The arrest of two Jordanian activists on July 4 after attending a debate on the impact of Jordan’s press and publications law is illustrative of an ongoing crackdown by Jordanian authorities on free expression. Freedom House calls for the immediate release of both activists and for the government to allow for open public debate of the Press and Publications Law without fear of detention.
The blocking of over 200 online media outlets in Jordan impedes press freedom and imposes censorship on Jordanian citizens who seek information online. Freedom House calls for the revision of the country’s Press and Publications Law to reflect international norms of press freedom and access to information.

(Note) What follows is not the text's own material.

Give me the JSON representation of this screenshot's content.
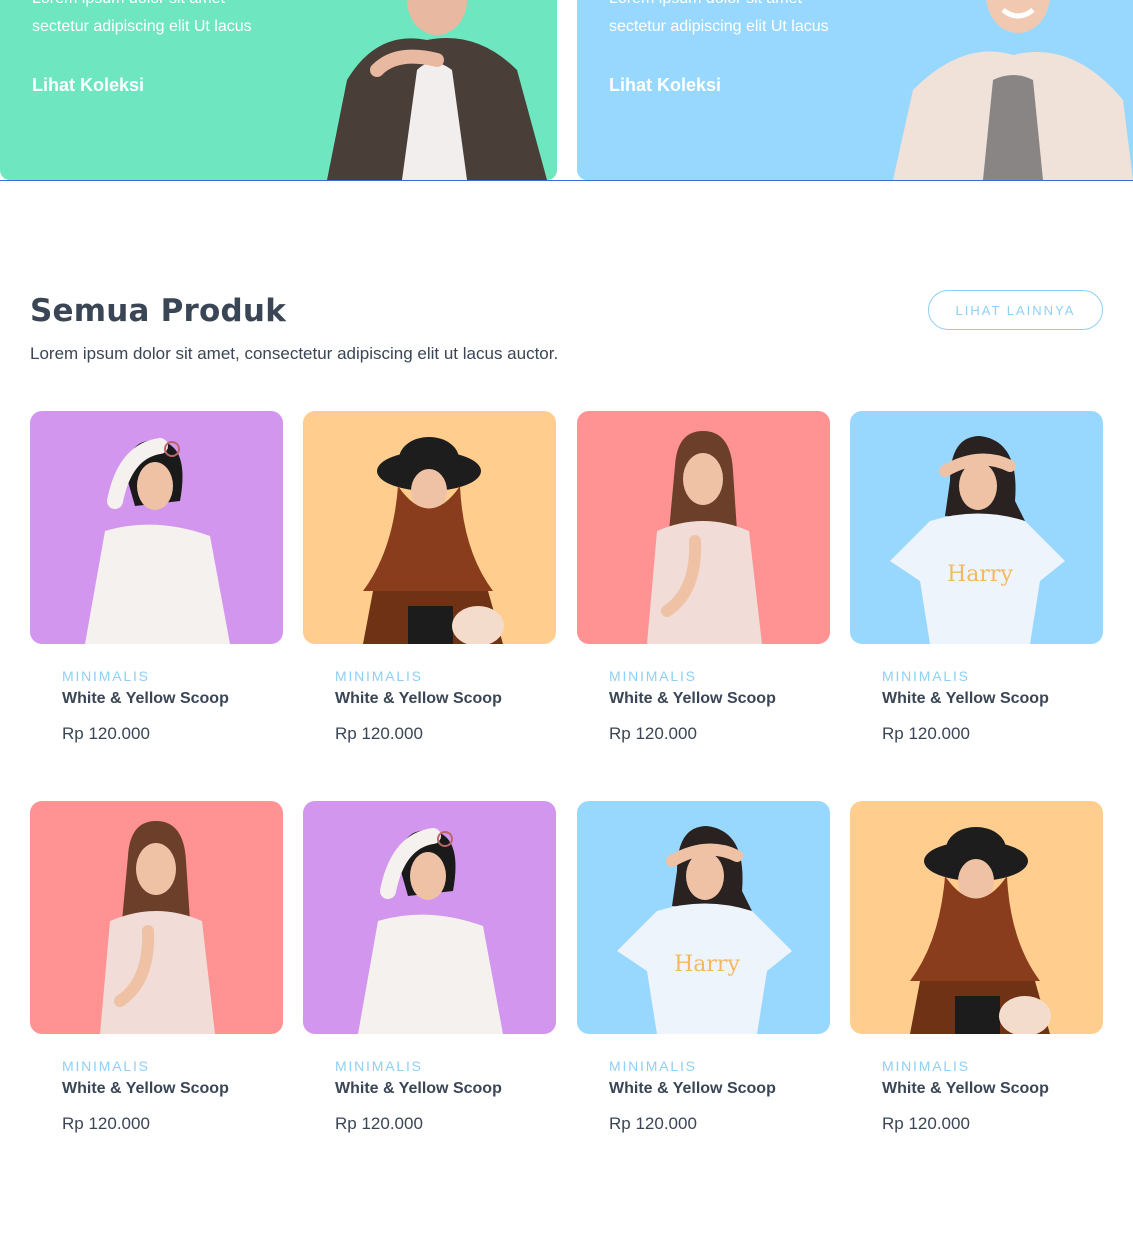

One year ago, U.S. lawmakers discovered what happens when you mess with the internet, as Google, Wikipedia, Facebook, and millions of ordinary users helped “black out” the net on January 18 to protest SOPA and PIPA—two controversial pieces of legislation that were designed to fight online piracy, but threatened instead to censor the internet and disrupt the way it functions. Since that day, there has been a rise in new laws around the world that restrict free speech online and prompt arrests of internet users, a key trend identified in Freedom House’s 2012 Freedom on the Netreport.
As 2012 winds down, it is time again to reflect on the year’s human rights developments. Unfortunately, the bad seemed to outweigh the good this year, as many authoritarians held on to power and continued upheaval in the Middle East threatened to derail any democratic progress.